PROMPT: Where the word "suggestio" occurs in a line of the data, return the whole line.

RECORDS PROVIDED:
====
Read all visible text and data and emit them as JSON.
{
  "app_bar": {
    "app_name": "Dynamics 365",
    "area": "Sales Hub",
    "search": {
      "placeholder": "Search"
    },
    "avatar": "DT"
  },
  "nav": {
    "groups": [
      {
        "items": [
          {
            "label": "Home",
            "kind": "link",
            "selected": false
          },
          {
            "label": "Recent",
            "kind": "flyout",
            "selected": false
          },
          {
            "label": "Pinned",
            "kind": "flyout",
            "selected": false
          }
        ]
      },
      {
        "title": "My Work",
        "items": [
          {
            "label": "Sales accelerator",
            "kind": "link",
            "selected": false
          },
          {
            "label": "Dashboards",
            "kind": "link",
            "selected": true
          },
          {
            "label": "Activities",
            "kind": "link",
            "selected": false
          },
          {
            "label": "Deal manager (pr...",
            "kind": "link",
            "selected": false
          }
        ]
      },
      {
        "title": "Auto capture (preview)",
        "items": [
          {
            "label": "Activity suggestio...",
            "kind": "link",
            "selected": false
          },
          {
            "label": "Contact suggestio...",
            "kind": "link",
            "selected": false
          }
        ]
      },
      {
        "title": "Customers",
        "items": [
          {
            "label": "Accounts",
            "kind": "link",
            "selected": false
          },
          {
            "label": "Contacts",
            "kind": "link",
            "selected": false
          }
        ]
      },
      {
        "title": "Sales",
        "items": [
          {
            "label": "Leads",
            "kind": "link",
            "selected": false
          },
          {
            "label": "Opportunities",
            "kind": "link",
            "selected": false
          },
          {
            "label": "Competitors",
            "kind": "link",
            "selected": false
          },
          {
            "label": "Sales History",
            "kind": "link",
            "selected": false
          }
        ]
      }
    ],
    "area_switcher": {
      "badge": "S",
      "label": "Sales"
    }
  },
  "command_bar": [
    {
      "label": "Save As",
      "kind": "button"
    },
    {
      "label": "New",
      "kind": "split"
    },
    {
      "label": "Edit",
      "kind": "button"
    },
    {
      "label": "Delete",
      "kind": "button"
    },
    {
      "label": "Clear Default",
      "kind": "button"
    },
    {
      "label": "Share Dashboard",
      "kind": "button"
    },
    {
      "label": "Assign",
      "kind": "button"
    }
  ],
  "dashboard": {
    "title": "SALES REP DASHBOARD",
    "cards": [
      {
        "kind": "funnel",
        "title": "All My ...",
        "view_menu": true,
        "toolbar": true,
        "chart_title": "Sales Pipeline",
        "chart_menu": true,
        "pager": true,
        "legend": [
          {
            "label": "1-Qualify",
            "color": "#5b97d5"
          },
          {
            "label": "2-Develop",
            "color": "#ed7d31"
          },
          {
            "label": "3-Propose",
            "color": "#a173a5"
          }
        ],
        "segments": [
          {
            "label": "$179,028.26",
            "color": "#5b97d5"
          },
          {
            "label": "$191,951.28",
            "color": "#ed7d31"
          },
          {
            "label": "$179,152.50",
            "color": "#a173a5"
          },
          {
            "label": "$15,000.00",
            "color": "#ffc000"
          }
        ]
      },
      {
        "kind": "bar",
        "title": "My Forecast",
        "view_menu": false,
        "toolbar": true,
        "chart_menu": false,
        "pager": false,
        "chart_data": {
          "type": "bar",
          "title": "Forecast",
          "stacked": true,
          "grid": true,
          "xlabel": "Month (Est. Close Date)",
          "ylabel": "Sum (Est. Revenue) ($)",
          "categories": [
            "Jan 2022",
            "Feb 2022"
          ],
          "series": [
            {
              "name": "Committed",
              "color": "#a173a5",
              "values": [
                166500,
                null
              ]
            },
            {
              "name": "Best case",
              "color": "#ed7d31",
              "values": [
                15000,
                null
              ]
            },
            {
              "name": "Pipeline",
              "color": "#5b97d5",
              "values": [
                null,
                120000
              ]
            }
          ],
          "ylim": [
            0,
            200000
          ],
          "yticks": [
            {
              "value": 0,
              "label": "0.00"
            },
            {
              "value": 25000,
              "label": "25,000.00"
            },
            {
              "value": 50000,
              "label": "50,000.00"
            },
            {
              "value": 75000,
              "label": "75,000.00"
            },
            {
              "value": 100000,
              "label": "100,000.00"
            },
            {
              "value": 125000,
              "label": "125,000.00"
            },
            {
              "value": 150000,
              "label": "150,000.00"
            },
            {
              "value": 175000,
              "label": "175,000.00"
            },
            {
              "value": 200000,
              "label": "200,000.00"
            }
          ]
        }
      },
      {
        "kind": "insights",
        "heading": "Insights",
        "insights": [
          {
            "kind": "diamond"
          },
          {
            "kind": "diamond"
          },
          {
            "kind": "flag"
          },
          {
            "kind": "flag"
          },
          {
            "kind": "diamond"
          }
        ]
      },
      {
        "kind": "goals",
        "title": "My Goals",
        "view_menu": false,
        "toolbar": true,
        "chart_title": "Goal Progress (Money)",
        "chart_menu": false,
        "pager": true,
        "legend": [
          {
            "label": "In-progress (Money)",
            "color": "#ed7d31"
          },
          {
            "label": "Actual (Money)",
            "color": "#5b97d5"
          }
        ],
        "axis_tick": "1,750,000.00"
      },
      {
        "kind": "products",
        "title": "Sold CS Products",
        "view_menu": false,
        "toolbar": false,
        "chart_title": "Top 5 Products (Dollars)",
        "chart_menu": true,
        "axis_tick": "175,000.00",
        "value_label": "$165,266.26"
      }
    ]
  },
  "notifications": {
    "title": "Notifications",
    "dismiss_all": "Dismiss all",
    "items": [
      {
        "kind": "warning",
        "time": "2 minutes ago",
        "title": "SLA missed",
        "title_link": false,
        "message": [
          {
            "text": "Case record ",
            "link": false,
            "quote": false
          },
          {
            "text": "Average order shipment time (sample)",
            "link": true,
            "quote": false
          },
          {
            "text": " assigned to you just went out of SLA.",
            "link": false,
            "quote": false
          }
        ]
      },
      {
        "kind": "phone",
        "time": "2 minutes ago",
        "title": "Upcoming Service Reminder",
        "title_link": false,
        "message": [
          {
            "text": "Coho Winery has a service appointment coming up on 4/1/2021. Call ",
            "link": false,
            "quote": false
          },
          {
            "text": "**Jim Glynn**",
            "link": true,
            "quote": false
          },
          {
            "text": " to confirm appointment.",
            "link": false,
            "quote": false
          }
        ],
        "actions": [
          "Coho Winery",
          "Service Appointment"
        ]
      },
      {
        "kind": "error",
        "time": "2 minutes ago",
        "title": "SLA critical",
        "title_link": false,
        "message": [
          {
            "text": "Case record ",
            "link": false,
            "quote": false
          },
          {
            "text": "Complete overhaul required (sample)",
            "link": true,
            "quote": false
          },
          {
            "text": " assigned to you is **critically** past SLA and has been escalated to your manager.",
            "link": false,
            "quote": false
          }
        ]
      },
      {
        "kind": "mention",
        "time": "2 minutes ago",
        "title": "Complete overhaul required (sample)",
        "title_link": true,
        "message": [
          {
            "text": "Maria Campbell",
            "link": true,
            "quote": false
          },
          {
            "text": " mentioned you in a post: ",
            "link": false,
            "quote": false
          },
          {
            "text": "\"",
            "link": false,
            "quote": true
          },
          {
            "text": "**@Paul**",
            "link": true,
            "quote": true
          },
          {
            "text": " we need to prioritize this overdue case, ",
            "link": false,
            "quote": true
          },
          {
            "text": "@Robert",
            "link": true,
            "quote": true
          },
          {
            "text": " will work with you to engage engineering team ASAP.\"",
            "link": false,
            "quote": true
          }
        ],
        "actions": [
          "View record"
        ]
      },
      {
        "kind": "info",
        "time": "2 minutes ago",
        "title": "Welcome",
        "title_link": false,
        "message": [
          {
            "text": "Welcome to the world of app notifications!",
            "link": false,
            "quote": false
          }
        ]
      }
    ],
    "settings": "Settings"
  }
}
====
WRITTEN RESPONSE:
            "label": "Activity suggestio...",
            "label": "Contact suggestio...",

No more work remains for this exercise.